As the U.S. Supreme Court gets ready to consider the use of race in university admissions decisions, a Wall Street Journal article Feb. 20 cast light on another sensitive issue: the admissions of students whose parents are identified as potential university donors.
The front-page article by Daniel Golden took a close look at Duke's use of what are known as "development admits," the practice of giving extra consideration to students whose parents are wealthy or particularly prominent in some arena and who might become donors. Many factors beyond academic and extracurricular accomplishments are commonly considered in making admissions decisions, such as artistic excellence, athletic ability, geography, ethnicity and family ties to Duke. Duke officials emphasized that all admitted students are qualified to attend Duke, and explained how development considerations play a role for a very small percentage of students.
"There's no quid pro quo, no bargains have been struck," Peter Vaughn, director of development communications, told the Journal. He was among several senior Duke officials who spoke with Golden at length to explain the limited interaction between Duke's admissions and development offices.
In addition to speaking with Duke officials, Golden also called numerous Duke students, parents and former employees, and he identified in his story the names of several students he said were development admits. In a few cases he listed SAT scores, information that Duke does not make public because of legal and ethical privacy considerations.
The article said that while racial preferences in affirmative-action decisions get considerable public attention, admissions preferences such as those for "development admits," remain out of the spotlight. It argued that development admits constitute an "affirmative action" program for wealthy, predominantly white children.
Several Duke officials who spoke with Golden agreed that public discussion is needed on the entire range of admissions issues but also said considering more than academic qualifications in making admissions decisions has promoted worthwhile goals and served Duke well.
"Every year, highly selective institutions like Duke admit many students who are less 'academically qualified' than some of those we do not admit," Duke President Nannerl O. Keohane wrote in a Feb. 13 message to Golden, now posted on the Duke News Web site. "Hundreds of high school valedictorians and students with perfect SAT scores have to be disappointed, in order for us to take other factors besides academic talent in the narrow sense into account.
"This may seem unfair to those who are turned down, but unfortunately, a place like Duke has room only to accept a small fraction of the wonderfully talented students who would like to be here.

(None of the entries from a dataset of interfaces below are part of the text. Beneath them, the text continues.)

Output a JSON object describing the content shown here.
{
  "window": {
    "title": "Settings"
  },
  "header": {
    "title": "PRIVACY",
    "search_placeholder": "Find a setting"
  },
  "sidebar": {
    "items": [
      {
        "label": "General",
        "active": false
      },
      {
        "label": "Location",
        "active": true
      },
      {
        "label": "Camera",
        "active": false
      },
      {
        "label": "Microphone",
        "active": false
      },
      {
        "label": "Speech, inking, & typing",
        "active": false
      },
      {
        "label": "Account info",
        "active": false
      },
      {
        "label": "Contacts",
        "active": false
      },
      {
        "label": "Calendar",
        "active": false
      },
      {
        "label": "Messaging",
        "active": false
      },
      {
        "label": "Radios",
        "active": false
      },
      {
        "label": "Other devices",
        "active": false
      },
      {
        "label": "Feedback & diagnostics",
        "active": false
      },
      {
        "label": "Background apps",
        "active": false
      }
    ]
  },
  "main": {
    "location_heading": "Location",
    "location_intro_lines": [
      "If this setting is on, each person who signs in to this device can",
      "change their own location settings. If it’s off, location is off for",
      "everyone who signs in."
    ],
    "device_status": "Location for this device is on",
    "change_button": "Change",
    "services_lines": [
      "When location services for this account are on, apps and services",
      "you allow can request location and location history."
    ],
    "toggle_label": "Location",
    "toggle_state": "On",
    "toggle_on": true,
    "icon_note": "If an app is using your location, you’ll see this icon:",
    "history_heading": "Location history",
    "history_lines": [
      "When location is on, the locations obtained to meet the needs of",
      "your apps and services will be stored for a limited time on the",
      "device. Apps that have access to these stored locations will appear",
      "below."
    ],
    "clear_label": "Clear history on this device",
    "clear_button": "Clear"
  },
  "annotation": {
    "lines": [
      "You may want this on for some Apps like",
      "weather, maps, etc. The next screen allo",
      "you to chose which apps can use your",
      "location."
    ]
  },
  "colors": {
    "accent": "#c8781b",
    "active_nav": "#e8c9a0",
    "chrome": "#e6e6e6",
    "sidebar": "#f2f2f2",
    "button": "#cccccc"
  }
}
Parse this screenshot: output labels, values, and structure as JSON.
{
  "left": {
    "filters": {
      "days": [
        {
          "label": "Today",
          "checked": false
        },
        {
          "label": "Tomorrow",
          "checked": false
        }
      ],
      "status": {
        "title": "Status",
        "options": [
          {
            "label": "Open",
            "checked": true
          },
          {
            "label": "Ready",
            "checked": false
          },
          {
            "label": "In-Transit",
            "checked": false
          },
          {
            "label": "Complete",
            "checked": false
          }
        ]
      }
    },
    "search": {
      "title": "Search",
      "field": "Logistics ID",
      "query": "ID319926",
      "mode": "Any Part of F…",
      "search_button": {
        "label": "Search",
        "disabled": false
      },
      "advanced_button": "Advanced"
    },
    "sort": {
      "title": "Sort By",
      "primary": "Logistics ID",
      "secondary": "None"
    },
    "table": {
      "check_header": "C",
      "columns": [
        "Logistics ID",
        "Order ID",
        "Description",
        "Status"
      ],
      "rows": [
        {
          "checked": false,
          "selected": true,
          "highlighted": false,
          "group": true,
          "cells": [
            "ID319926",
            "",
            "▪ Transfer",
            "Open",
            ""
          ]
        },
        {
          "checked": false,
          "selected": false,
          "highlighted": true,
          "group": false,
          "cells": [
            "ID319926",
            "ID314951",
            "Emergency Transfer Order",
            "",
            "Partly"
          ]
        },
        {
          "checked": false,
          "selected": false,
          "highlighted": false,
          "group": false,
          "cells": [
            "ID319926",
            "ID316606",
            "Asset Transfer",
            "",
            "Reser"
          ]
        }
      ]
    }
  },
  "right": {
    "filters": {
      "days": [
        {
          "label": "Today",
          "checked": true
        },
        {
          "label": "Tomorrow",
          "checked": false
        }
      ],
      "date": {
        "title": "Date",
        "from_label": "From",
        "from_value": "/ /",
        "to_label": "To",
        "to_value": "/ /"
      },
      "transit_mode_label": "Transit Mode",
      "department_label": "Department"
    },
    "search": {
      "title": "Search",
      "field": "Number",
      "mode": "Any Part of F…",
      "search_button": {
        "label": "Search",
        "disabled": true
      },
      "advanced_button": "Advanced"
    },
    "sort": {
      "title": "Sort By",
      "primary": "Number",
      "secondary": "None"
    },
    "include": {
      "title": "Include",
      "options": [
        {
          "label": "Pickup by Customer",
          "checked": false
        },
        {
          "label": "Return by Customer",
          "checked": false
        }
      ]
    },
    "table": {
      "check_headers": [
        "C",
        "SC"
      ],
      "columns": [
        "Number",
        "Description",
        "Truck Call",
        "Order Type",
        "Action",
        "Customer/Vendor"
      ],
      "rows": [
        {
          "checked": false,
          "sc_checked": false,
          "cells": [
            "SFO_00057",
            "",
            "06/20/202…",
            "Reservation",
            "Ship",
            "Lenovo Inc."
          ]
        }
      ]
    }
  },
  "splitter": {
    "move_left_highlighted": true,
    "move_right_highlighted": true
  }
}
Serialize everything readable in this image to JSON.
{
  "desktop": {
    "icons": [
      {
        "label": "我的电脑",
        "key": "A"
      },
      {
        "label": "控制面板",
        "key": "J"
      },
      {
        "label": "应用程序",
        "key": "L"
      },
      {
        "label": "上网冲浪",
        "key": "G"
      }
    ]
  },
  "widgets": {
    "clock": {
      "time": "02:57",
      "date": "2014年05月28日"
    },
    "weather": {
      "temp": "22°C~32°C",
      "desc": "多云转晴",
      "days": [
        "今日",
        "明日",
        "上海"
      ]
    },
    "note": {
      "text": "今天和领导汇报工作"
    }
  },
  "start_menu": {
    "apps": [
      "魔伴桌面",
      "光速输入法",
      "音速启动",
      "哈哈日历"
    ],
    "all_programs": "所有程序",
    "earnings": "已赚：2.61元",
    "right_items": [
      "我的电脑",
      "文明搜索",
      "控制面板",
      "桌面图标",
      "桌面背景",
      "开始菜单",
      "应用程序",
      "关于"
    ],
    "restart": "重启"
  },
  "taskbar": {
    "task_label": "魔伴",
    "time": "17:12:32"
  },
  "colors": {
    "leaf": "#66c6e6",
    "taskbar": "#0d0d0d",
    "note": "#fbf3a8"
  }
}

We review every application carefully and consider many factors in molding a class, and we cannot admit everyone whom we would like to have at Duke. This is the way I respond to talented students who are turned down every year."
Keohane said she agrees that it seems odd that race is singled out for public discussion out of all the factors that go into admissions decisions. She said the discussion should be more broadly based.
"I do feel that the use of preferences for children of alumni, development prospects and other factors that are likely for reasons of history to be disproportionately favorable to white students should be considered within the larger context that affirmative action is designed to address. The two are definitely related, and it seems odd to me to allow one sort of preference, but not the other."
In a related statement, Christoph Guttentag, director of undergraduate admissions, stated that, contrary to what the article stated, the number of development admits at Duke has actually decreased since the early 1990s. "Then, as now, a variety of factors were considered in the individual evaluation of each applicant; our practice has always been to admit only those students we believe can fully succeed at Duke," he said.